It’s a scenario we see all of the time when it comes to business facilities and office space in Chester County’s booming real estate market: A business owner has been leasing a building for years, and now the property owner wants to sell it. Suddenly there’s a decision to make. Should you buy the building or move? Before the words “I can’t afford it” run through your mind, consider this:
If you’re a business owner who has made documented improvements to a property over the years, you may be able to count it toward a down payment on your building purchase.
This was exactly the situation faced by a Chester County manufacturer who had been paying rent at his location for years, and the building fit his needs perfectly thanks to the $210,000 in improvements he’d made over time. Instead of having to find additional cash to use as down payment on a loan, the $210K in eligible documented improvement costs counted as his equity with no additional cash out of pocket. He ended up with an SBA 504 loan through the U.S. Small Business Administration at a below-market, fixed interest rate.
How does it work? The SBA 504 is a government loan program that’s designed to give small businesses an additional way of attaining financing, while stimulating job creation and business growth in the community. The loans are made available through community-based partners called Certified Development Companies, and your local one is located at the Chester County Economic Development Company in Exton, called Seedcopa. For an SBA 504 loan, the SBA provides up to 40% of a project’s total costs, a lender provides 50%, and the borrower contributes as little as 10%. (A conventional loan often requires 20-25% down payment.) In the case of the manufacturer, his 10% was the $210,000 in improvement costs on a $2,100,000 project.

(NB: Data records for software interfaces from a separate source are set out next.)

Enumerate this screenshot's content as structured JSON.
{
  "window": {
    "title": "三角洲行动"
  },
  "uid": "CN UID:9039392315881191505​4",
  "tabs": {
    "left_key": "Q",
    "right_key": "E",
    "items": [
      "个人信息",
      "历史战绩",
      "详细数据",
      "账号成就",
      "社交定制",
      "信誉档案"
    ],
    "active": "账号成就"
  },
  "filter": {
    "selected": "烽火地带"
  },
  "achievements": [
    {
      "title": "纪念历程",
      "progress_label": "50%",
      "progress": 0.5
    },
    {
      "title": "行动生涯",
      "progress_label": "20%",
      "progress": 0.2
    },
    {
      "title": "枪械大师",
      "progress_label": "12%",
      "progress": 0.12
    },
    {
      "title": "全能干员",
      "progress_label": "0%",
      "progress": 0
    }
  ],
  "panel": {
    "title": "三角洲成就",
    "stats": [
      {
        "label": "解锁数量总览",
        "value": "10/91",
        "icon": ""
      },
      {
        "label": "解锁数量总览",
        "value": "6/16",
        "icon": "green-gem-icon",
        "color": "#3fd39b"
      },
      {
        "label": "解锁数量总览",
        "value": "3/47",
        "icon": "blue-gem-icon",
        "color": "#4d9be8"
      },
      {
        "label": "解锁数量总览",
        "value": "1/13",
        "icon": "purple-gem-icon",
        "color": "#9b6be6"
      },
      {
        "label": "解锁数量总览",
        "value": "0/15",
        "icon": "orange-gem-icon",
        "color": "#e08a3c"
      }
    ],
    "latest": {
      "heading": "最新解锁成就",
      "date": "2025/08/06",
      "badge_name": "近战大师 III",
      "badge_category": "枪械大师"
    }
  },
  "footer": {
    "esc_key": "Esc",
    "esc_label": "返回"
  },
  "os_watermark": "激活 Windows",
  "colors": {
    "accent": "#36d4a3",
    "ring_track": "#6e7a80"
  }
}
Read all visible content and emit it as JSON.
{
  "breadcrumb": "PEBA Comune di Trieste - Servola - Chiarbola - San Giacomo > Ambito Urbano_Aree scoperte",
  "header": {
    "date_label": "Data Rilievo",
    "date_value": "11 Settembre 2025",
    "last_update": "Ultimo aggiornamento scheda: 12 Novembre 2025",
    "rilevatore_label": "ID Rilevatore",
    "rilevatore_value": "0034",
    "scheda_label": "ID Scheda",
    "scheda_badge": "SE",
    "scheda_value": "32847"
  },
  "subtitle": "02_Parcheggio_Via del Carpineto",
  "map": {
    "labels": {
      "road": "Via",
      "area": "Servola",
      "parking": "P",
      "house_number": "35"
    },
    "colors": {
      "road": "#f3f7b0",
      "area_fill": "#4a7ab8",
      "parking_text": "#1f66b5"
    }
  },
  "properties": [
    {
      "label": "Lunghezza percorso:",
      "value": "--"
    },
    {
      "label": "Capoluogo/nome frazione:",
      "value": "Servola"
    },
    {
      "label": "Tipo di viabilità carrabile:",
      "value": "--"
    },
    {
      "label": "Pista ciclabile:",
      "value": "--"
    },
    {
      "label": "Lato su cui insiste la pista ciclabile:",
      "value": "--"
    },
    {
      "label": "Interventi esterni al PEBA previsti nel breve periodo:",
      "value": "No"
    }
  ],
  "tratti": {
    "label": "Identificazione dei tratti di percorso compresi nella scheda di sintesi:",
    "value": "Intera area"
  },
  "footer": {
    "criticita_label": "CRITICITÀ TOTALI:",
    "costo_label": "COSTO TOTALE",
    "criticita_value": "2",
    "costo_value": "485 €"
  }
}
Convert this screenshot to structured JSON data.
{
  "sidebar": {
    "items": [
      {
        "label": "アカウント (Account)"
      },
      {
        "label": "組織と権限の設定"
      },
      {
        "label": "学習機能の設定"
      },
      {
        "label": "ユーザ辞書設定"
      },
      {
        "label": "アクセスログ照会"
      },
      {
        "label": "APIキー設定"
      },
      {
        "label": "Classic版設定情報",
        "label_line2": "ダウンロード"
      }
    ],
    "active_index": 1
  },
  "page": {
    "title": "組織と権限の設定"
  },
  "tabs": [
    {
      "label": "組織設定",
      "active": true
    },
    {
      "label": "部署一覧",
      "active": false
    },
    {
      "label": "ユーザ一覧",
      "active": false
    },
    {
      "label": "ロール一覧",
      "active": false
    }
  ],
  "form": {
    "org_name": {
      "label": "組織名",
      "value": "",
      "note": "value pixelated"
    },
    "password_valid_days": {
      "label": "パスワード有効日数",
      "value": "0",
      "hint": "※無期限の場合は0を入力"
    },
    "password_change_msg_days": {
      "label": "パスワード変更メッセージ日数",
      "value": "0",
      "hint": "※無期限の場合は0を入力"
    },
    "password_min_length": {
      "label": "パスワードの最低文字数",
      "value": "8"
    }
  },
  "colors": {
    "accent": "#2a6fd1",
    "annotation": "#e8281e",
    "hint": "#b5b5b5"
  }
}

In many cases, your new monthly mortgage can be lower than your current rent payment. You can also close this type of straight purchase loan fairly quickly, and lock in your long-term fixed rate.